Nothing magical happened at dinner that night. We walked in the snow to the restaurant down the road. We had a few drinks. Talked about stuff I can’t even remember. I joked that I couldn’t check in to Foursquare when I was so close to becoming the mayor of the restaurant, but it didn’t actually matter.
We had a question once that Google would have answered, but in solidarity, my friend left his phone in his pocket. Turns out, we didn’t need to know that exact second. Life would go on.

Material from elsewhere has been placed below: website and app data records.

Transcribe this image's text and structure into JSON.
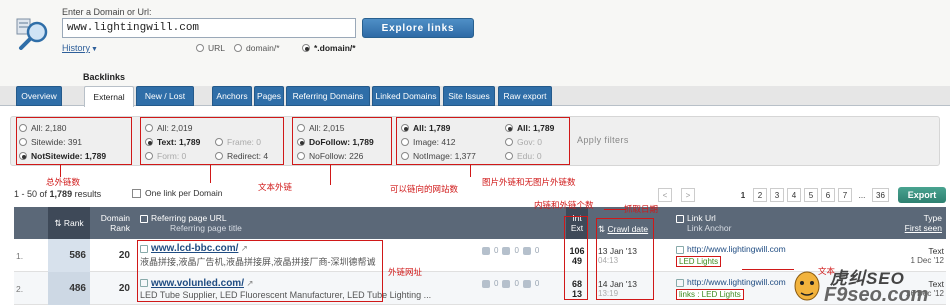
{
  "search": {
    "label": "Enter a Domain or Url:",
    "value": "www.lightingwill.com",
    "button": "Explore links",
    "history": "History",
    "history_caret": "▼",
    "options": [
      {
        "label": "URL",
        "selected": false
      },
      {
        "label": "domain/*",
        "selected": false
      },
      {
        "label": "*.domain/*",
        "selected": true
      }
    ]
  },
  "section_title": "Backlinks",
  "tabs": [
    {
      "label": "Overview",
      "active": false
    },
    {
      "label": "External",
      "active": true
    },
    {
      "label": "New / Lost",
      "active": false
    },
    {
      "label": "Anchors",
      "active": false
    },
    {
      "label": "Pages",
      "active": false
    },
    {
      "label": "Referring Domains",
      "active": false
    },
    {
      "label": "Linked Domains",
      "active": false
    },
    {
      "label": "Site Issues",
      "active": false
    },
    {
      "label": "Raw export",
      "active": false
    }
  ],
  "filters": {
    "col1": [
      "All: 2,180",
      "Sitewide: 391",
      "NotSitewide: 1,789"
    ],
    "col2a": [
      "All: 2,019",
      "Text: 1,789",
      "Form: 0"
    ],
    "col2b": [
      "Frame: 0",
      "Redirect: 4"
    ],
    "col3": [
      "All: 2,015",
      "DoFollow: 1,789",
      "NoFollow: 226"
    ],
    "col4": [
      "All: 1,789",
      "Image: 412",
      "NotImage: 1,377"
    ],
    "col5": [
      "All: 1,789",
      "Gov: 0",
      "Edu: 0"
    ],
    "apply": "Apply filters"
  },
  "annotations": {
    "total": "总外链数",
    "text": "文本外链",
    "dofollow": "可以链向的网站数",
    "image": "图片外链和无图片外链数",
    "intext": "内链和外链个数",
    "crawl": "抓取日期",
    "url": "外链网址",
    "anchor": "文本"
  },
  "results": {
    "prefix": "1 - 50 of",
    "count": "1,789",
    "suffix": "results",
    "one_link": "One link per Domain"
  },
  "pager": {
    "prev": "<",
    "next": ">",
    "pages": [
      "1",
      "2",
      "3",
      "4",
      "5",
      "6",
      "7"
    ],
    "ellipsis": "...",
    "last": "36",
    "current": "1"
  },
  "export": "Export",
  "columns": {
    "rank": "Rank",
    "rank_prefix": "⇅",
    "domain_rank_1": "Domain",
    "domain_rank_2": "Rank",
    "ref_url": "Referring page URL",
    "ref_title": "Referring page title",
    "int": "Int",
    "ext": "Ext",
    "crawl": "Crawl date",
    "link_url": "Link Url",
    "link_anchor": "Link Anchor",
    "type": "Type",
    "first_seen": "First seen"
  },
  "rows": [
    {
      "index": "1.",
      "rank": "586",
      "domain_rank": "20",
      "url": "www.lcd-bbc.com/",
      "title": "液晶拼接,液晶广告机,液晶拼接屏,液晶拼接厂商-深圳德帮诚",
      "int": "106",
      "ext": "49",
      "crawl_date": "13 Jan '13",
      "crawl_time": "04:13",
      "link_url": "http://www.lightingwill.com",
      "anchor": "LED Lights",
      "type": "Text",
      "first_seen": "1 Dec '12"
    },
    {
      "index": "2.",
      "rank": "486",
      "domain_rank": "20",
      "url": "www.volunled.com/",
      "title": "LED Tube Supplier, LED Fluorescent Manufacturer, LED Tube Lighting ...",
      "int": "68",
      "ext": "13",
      "crawl_date": "14 Jan '13",
      "crawl_time": "13:19",
      "link_url": "http://www.lightingwill.com",
      "anchor": "links : LED Lights",
      "type": "Text",
      "first_seen": "26 Dec '12"
    }
  ],
  "watermark": {
    "line1": "虎纠SEO",
    "line2": "F9seo.com"
  }
}
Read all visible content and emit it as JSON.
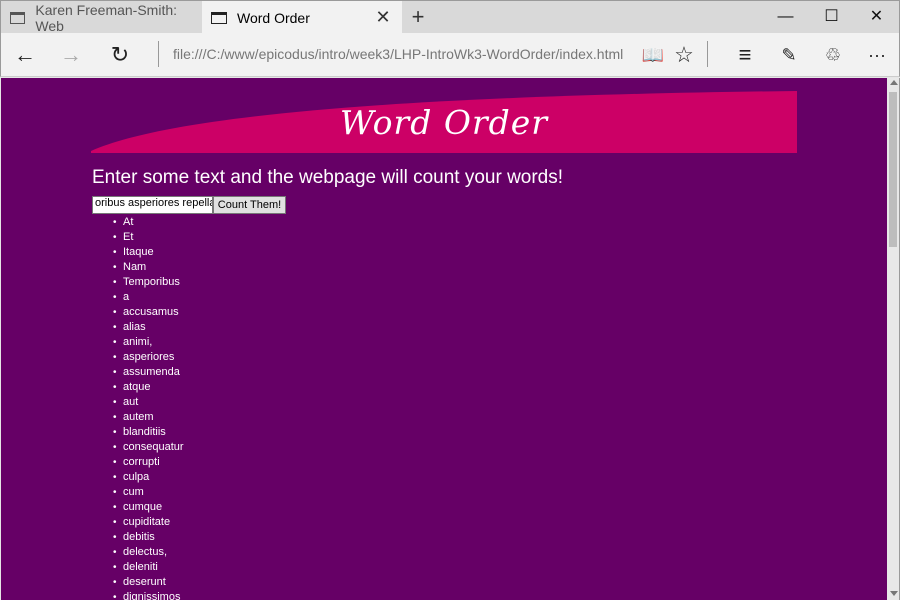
{
  "browser": {
    "tabs": [
      {
        "title": "Karen Freeman-Smith: Web"
      },
      {
        "title": "Word Order",
        "close": "✕"
      }
    ],
    "new_tab": "+",
    "window_controls": {
      "minimize": "—",
      "maximize": "☐",
      "close": "✕"
    },
    "nav": {
      "back": "←",
      "forward": "→",
      "refresh": "↻"
    },
    "address": "file:///C:/www/epicodus/intro/week3/LHP-IntroWk3-WordOrder/index.html",
    "tools": {
      "reading_view": "📖",
      "favorite": "☆",
      "hub": "≡",
      "note": "✎",
      "share": "♲",
      "more": "···"
    },
    "scrollbar": {
      "position_fraction": 0.0
    }
  },
  "page": {
    "colors": {
      "background": "#660066",
      "banner": "#cc0066"
    },
    "banner_title": "Word Order",
    "intro": "Enter some text and the webpage will count your words!",
    "input_value": "oribus asperiores repellat",
    "button_label": "Count Them!",
    "words": [
      "At",
      "Et",
      "Itaque",
      "Nam",
      "Temporibus",
      "a",
      "accusamus",
      "alias",
      "animi,",
      "asperiores",
      "assumenda",
      "atque",
      "aut",
      "autem",
      "blanditiis",
      "consequatur",
      "corrupti",
      "culpa",
      "cum",
      "cumque",
      "cupiditate",
      "debitis",
      "delectus,",
      "deleniti",
      "deserunt",
      "dignissimos"
    ]
  }
}
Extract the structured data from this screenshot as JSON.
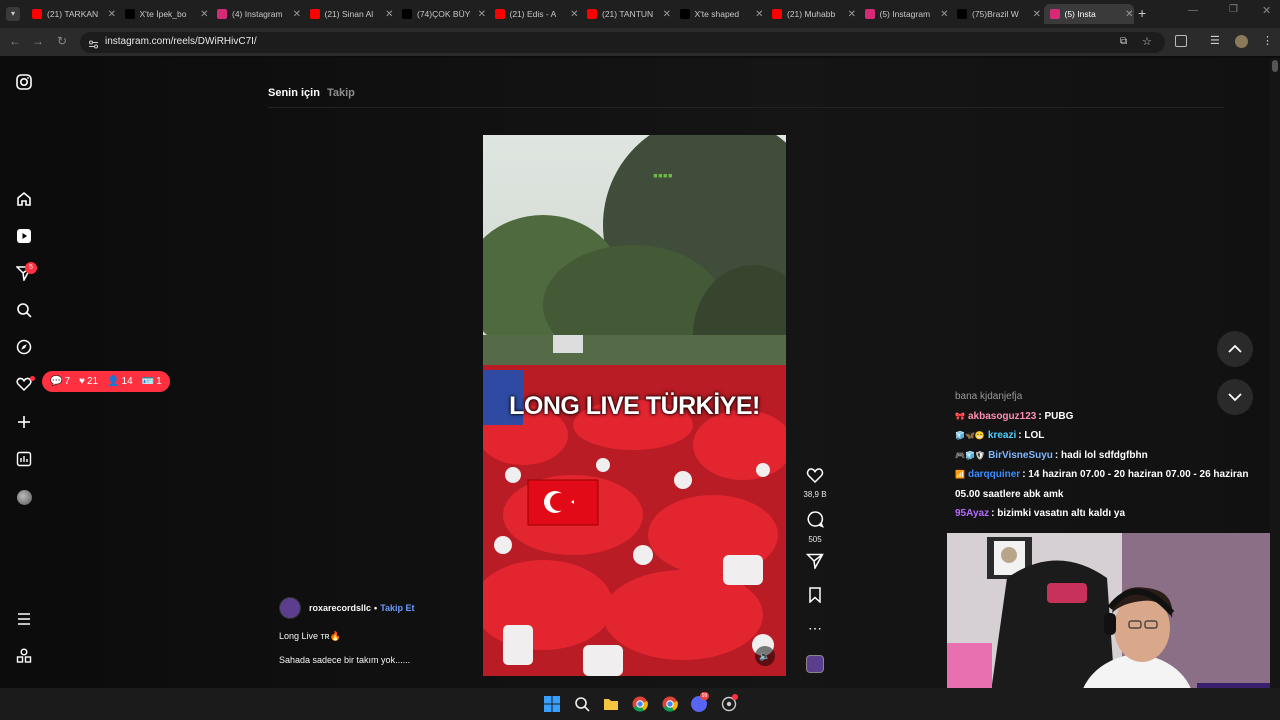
{
  "browser": {
    "tabs": [
      {
        "title": "(21) TARKAN",
        "favicon": "youtube-icon",
        "color": "#ff0000"
      },
      {
        "title": "X'te İpek_bo",
        "favicon": "x-icon",
        "color": "#000000"
      },
      {
        "title": "(4) Instagram",
        "favicon": "instagram-icon",
        "color": "#d62976"
      },
      {
        "title": "(21) Sinan Al",
        "favicon": "youtube-icon",
        "color": "#ff0000"
      },
      {
        "title": "(74)ÇOK BÜY",
        "favicon": "tiktok-icon",
        "color": "#000000"
      },
      {
        "title": "(21) Edis - A",
        "favicon": "youtube-icon",
        "color": "#ff0000"
      },
      {
        "title": "(21) TANTUN",
        "favicon": "youtube-icon",
        "color": "#ff0000"
      },
      {
        "title": "X'te shaped",
        "favicon": "x-icon",
        "color": "#000000"
      },
      {
        "title": "(21) Muhabb",
        "favicon": "youtube-icon",
        "color": "#ff0000"
      },
      {
        "title": "(5) Instagram",
        "favicon": "instagram-icon",
        "color": "#d62976"
      },
      {
        "title": "(75)Brazil W",
        "favicon": "tiktok-icon",
        "color": "#000000"
      },
      {
        "title": "(5) Insta",
        "favicon": "instagram-icon",
        "color": "#d62976",
        "active": true
      }
    ],
    "new_tab": "+",
    "url": "instagram.com/reels/DWiRHivC7I/"
  },
  "instagram": {
    "feed_tabs": {
      "for_you": "Senin için",
      "following": "Takip"
    },
    "notifications": {
      "comments": "7",
      "likes": "21",
      "follows": "14",
      "mentions": "1"
    },
    "messages_badge": "5",
    "reel": {
      "caption_overlay": "LONG LIVE TÜRKİYE!",
      "likes": "38,9 B",
      "comments": "505",
      "author": "roxarecordsllc",
      "follow_label": "Takip Et",
      "separator": "•",
      "description_line1": "Long Live ᴛʀ🔥",
      "description_line2": "Sahada sadece bir takım yok......"
    }
  },
  "chat": {
    "messages": [
      {
        "user": "",
        "text": "bana kjdanjefja",
        "color": "#9a9a9a",
        "partial": true
      },
      {
        "user": "akbasoguz123",
        "text": ": PUBG",
        "color": "#ff8fb0",
        "badges": "🎀"
      },
      {
        "user": "kreazi",
        "text": ": LOL",
        "color": "#4fd1ff",
        "badges": "🧊🦋😁"
      },
      {
        "user": "BirVisneSuyu",
        "text": ": hadi lol sdfdgfbhn",
        "color": "#7fb8ff",
        "badges": "🎮🧊🛡"
      },
      {
        "user": "darqquiner",
        "text": ": 14 haziran 07.00 - 20 haziran 07.00 - 26 haziran 05.00 saatlere abk amk",
        "color": "#3a8bff",
        "badges": "📶"
      },
      {
        "user": "95Ayaz",
        "text": ": bizimki vasatın altı kaldı ya",
        "color": "#b46cff",
        "badges": ""
      }
    ]
  }
}
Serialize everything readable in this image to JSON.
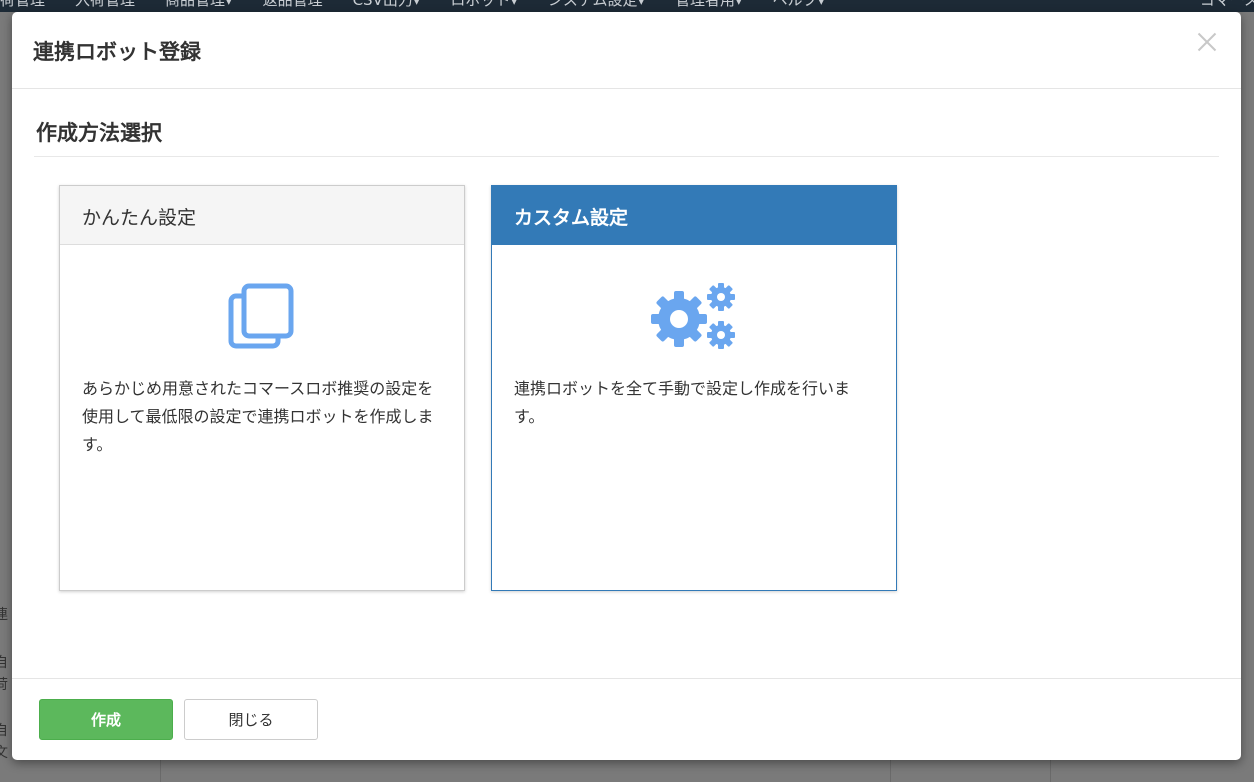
{
  "background_nav": {
    "items": [
      "荷管理",
      "入荷管理",
      "商品管理▾",
      "返品管理",
      "CSV出力▾",
      "ロボット▾",
      "システム設定▾",
      "管理者用▾",
      "ヘルプ▾"
    ],
    "right_label": "コマースロ"
  },
  "background_strip": [
    "連",
    "自",
    "荷",
    "自",
    "文"
  ],
  "modal": {
    "title": "連携ロボット登録",
    "section_title": "作成方法選択",
    "cards": [
      {
        "title": "かんたん設定",
        "icon": "copy-icon",
        "description": "あらかじめ用意されたコマースロボ推奨の設定を使用して最低限の設定で連携ロボットを作成します。",
        "selected": false
      },
      {
        "title": "カスタム設定",
        "icon": "gears-icon",
        "description": "連携ロボットを全て手動で設定し作成を行います。",
        "selected": true
      }
    ],
    "buttons": {
      "create": "作成",
      "close": "閉じる"
    }
  },
  "colors": {
    "primary": "#337ab7",
    "success": "#5cb85c",
    "icon": "#6aa6ef"
  }
}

No, nothing magical happened at dinner. Except that, for the first time in a long time, I was fully present. For the first time in a long time, not one other person on earth, save for my friend, knew where I was. For the first time in a long time, I was the kind of person who put her present company ahead of everyone else. For the first time in a long time, I was disconnected, but completely connected.
For the first time in a long time, I was happy.
I use social media as a crutch. It keeps me entertained when I sit on my couch alone and drink wine. It makes me feel important when it recognizes I frequent a bar often and awards me a mayorship. It allows me to keep up with my friends’ lives without ever even speaking to them. It gives me a sense of belonging.
Turns out, if I had to live in 1955 when none of that existed, I probably would be a housewife and a mother. I say I love being alone and I do, but perhaps that’s only because I’m never truly alone.
That being said, next time I’m out to dinner with a group of friends, I’m going to do a better job of being present. After all, that’s what the people I love the most in life deserve: my undivided attention. So next time I get to the restaurant, I’m going to do what I should have been doing all along. Reach into my bag, grab my phone, and turn it off.
Right after I check-in on Foursquare, tweet an adorable picture and tag us all on Facebook.